_Directions_:
The answer must be every line of the records below that holds the word "placeholder".

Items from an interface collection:
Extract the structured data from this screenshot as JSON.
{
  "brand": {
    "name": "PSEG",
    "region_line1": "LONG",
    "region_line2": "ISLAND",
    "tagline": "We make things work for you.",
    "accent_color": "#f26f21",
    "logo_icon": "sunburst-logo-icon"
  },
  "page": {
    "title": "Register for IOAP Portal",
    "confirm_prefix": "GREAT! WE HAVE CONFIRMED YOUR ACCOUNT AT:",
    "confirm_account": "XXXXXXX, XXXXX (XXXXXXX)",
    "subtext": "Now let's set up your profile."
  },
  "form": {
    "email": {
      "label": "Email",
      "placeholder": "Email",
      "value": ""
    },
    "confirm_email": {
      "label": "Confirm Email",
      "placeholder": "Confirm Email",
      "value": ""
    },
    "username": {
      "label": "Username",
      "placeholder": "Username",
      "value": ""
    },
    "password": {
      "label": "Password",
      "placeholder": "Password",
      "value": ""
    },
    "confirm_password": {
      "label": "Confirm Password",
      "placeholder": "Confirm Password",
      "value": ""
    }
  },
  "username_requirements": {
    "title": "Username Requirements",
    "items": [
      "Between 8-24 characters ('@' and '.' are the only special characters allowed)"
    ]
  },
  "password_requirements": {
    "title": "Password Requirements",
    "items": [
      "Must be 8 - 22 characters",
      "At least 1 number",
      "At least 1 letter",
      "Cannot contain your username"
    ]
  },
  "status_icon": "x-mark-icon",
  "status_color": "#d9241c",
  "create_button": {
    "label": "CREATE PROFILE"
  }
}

_Written answer_:
      "placeholder": "Email",
      "placeholder": "Confirm Email",
      "placeholder": "Username",
      "placeholder": "Password",
      "placeholder": "Confirm Password",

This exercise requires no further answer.